_Data about app and page elements_:
----
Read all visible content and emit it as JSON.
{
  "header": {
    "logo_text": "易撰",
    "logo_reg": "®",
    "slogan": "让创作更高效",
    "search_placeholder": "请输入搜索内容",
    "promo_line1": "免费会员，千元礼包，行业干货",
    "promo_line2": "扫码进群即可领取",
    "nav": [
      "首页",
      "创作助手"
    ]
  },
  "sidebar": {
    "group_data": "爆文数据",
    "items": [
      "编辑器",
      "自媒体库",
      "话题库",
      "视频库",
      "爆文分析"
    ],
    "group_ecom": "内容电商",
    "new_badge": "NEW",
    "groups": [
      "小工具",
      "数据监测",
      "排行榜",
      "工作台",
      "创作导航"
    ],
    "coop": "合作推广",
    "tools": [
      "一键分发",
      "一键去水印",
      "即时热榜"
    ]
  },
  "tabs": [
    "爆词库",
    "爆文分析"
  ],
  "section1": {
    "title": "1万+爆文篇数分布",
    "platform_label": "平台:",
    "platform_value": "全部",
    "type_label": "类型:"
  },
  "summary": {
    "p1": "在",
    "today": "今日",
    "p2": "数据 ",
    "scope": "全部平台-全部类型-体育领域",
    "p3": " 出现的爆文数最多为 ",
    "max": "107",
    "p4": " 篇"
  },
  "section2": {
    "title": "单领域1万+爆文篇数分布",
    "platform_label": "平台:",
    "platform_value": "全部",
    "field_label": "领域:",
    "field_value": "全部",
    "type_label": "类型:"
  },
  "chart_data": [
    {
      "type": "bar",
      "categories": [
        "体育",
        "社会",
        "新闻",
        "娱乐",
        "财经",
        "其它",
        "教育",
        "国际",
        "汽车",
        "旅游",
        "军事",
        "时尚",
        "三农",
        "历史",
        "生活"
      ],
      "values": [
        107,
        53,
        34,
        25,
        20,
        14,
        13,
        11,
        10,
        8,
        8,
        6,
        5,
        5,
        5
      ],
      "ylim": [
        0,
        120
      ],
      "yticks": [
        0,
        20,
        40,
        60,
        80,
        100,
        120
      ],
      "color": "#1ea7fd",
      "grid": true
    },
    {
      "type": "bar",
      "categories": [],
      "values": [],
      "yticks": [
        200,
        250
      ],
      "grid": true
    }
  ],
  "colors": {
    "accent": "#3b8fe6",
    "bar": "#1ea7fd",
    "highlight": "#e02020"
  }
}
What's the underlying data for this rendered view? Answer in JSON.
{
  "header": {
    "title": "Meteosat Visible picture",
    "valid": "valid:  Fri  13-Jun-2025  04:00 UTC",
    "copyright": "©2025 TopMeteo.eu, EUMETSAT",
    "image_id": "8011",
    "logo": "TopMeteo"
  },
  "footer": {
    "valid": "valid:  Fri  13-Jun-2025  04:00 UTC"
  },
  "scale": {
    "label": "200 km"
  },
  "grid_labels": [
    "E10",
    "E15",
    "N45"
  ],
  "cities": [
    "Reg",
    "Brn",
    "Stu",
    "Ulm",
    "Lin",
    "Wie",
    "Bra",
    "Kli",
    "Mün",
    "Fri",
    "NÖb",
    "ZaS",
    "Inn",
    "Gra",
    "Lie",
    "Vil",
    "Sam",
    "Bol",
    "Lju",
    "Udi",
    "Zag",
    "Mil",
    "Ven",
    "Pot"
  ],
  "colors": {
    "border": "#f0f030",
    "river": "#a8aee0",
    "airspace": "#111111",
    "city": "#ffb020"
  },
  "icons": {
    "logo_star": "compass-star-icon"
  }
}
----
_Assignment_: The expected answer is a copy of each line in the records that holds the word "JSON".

_Output of the exercise_:
Read all visible content and emit it as JSON.
What's the underlying data for this rendered view? Answer in JSON.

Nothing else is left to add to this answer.